TASK GOAL: In the data below, work out how many lines include the string "Library". Only the number should be given.

*** Opening of RECORDS SUPPLIED ***

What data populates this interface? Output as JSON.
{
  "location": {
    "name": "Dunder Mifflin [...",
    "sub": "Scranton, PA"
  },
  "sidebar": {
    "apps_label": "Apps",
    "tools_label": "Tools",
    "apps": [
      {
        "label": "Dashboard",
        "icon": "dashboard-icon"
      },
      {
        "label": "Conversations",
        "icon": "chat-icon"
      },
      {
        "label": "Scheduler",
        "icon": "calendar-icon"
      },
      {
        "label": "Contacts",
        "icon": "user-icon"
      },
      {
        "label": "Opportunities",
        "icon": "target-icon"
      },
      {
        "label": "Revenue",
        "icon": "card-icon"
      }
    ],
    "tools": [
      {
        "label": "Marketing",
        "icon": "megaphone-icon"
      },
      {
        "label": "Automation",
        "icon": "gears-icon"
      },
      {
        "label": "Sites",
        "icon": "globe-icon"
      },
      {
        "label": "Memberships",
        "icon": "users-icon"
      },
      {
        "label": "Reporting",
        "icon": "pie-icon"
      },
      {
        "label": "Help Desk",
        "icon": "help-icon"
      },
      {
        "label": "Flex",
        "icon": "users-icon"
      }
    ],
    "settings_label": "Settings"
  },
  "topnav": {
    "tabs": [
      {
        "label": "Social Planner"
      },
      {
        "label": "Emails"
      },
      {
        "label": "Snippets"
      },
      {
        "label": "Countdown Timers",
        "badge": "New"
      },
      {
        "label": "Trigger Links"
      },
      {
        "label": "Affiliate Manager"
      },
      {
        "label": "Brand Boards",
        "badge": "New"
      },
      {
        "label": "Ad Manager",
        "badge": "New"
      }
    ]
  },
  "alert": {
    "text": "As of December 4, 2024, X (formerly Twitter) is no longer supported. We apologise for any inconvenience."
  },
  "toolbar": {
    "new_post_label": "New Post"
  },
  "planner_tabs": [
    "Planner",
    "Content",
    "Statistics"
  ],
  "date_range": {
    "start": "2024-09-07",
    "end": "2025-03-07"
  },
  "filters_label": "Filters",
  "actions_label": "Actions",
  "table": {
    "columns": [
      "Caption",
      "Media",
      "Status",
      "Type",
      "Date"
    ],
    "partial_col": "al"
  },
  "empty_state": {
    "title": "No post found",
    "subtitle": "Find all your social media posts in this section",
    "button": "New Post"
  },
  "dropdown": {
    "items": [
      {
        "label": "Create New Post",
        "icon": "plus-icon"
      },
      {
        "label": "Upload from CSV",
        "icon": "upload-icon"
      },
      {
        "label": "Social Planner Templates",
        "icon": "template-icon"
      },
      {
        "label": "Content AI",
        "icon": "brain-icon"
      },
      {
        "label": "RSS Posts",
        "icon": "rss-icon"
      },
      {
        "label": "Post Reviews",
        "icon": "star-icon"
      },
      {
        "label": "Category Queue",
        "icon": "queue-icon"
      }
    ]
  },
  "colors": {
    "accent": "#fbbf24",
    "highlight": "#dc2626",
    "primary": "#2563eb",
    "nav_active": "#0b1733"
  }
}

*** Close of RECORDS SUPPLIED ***
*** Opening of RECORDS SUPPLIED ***

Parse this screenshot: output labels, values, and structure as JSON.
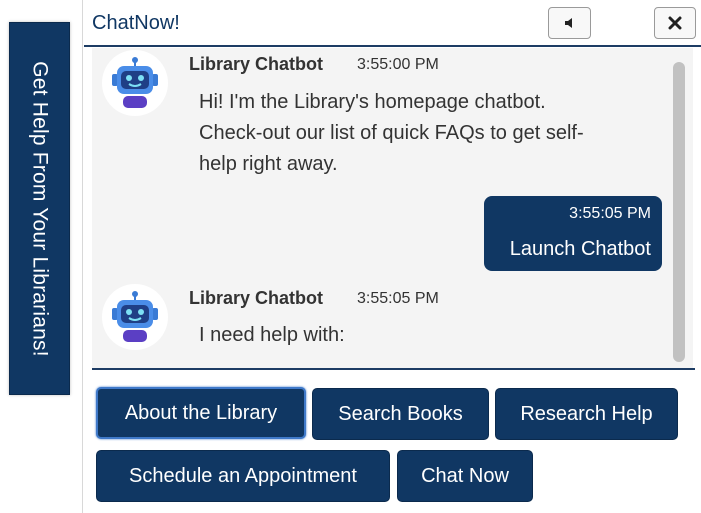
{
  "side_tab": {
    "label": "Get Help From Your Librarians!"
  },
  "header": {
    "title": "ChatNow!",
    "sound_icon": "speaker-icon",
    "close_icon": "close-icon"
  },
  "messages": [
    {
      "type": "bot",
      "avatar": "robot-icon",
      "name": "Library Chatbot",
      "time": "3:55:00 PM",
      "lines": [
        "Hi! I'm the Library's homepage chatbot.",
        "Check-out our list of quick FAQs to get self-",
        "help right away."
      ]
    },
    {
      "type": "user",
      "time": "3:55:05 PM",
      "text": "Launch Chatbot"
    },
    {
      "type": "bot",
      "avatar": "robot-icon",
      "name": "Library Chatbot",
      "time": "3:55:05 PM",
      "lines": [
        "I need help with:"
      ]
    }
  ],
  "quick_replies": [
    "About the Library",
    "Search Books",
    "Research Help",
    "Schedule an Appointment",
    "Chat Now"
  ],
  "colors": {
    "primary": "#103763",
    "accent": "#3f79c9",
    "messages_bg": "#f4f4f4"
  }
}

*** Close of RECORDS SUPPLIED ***

ANSWER FOR THIS EXERCISE: 4